The present desire of European leaders, to create a United States of Europe, mirrors that of the ambitions of one such electorate known as the Brandenburg principality in the 17th century. This state lay just south of the Baltic Sea and it eventually rose to become the highly influential state of Prussia before the allies wound it up in 1947. The desire to take control from the estates (especially the task of raising revenue) underpinned the lifetime's work of one of its greatest leaders, the Great Elector, Frederick William, who was at its head through much of the 1600’s. The Estates were allowed to retain a certain degree of ceremonial autonomy whilst the central state gathered and spent the money, mainly on armies and warfare. However, much good work was also done, such as controlling the grain supply through intervention in the open market ensuring that the ravages of famine were kept in check. Prussia’s evolution was certainly not smooth and it encompassed all sorts of diplomatic jiggery pokery and of course a series of battles and wars before it reached the point, in 1871, where she controlled over 40% of the Germanic lands and was in a position to ensure its head of state, King William, was crowned as the first emperor of Germany on unification of the states in that year.
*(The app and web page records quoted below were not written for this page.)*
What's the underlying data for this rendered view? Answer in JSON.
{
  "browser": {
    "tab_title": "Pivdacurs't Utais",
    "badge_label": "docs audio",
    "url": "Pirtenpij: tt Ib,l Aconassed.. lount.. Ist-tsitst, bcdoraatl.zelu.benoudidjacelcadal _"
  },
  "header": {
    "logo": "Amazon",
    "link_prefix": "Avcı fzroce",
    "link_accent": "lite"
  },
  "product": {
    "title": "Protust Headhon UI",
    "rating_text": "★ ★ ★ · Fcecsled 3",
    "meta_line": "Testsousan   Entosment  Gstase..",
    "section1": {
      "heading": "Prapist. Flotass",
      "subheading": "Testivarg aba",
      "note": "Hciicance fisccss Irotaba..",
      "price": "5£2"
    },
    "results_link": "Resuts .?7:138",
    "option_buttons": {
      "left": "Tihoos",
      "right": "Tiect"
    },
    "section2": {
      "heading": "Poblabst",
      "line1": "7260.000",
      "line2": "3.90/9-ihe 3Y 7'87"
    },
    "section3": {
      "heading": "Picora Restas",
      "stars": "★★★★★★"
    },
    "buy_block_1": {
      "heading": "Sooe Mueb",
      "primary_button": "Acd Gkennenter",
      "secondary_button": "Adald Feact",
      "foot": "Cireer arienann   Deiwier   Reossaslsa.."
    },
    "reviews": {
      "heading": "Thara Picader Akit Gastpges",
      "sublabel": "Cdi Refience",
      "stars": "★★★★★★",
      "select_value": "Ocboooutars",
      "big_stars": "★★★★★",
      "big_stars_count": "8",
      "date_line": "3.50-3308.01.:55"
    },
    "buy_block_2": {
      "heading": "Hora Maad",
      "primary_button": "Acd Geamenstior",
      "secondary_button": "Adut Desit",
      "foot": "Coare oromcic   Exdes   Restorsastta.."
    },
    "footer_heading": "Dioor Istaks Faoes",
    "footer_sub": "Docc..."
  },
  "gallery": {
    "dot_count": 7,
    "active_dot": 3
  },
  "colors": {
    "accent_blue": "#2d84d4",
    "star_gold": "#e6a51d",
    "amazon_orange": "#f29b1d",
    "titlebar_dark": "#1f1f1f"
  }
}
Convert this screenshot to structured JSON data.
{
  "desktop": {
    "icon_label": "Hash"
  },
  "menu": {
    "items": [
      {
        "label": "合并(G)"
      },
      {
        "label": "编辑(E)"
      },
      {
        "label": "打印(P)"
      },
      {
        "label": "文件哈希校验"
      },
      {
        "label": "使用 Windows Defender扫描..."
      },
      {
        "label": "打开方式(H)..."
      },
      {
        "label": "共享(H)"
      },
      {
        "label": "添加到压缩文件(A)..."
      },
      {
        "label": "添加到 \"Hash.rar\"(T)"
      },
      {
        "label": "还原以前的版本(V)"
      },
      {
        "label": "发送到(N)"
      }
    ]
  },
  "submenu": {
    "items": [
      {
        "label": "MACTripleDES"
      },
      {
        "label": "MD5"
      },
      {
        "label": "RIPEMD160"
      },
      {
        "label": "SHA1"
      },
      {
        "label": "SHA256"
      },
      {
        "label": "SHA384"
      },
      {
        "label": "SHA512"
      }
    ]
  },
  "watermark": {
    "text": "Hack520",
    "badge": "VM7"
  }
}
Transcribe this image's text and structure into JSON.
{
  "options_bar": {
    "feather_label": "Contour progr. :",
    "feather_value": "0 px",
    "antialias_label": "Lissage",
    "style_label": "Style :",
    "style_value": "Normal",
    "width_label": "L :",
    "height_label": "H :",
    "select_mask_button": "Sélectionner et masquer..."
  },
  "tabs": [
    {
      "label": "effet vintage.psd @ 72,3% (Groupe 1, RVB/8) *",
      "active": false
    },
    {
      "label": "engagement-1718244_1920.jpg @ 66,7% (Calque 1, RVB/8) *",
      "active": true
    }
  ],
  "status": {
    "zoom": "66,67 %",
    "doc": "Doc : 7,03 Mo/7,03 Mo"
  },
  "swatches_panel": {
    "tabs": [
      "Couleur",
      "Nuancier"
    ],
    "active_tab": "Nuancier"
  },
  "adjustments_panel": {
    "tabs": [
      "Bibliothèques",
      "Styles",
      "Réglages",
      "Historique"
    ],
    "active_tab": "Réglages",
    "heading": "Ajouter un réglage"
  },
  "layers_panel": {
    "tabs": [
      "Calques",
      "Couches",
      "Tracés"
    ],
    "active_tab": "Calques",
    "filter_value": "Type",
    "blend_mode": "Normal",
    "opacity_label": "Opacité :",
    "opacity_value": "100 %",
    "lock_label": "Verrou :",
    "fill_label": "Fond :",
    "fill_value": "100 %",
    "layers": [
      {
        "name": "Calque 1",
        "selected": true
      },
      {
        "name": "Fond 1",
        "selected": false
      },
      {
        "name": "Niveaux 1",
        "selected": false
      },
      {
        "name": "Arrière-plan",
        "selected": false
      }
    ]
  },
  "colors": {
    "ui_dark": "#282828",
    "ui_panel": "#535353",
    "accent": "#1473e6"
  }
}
Does all this sound familiar?  To anybody that is presently living in Ireland and has been trying to follow the various developments as they unfolded since the height the boom in 2006, the reflection of the current situation can be clearly see in the mirror of history. Prussia may well have been erased from the geographical and political map of Europe but the echoes of its past ethos are still reverberating around the continent and making themselves manifest in the insistence of closer ties and the desire to control free markets through intervention. The present ‘suggestion’ that the overall responsibility for raising  tax in the European Union be transferred to Brussels from the member states is certainly an absolute continuation of this centralising theme and indeed, it underscores the trajectory of ever closer amalgamation that has its base in the wars of 16th century Europe.


Five Hundred years is considered a long period of history and one could be forgiven that the events of half a millennium ago have little effect on current politics but I was not all sure that this was the case, so time to go and have a look for myself.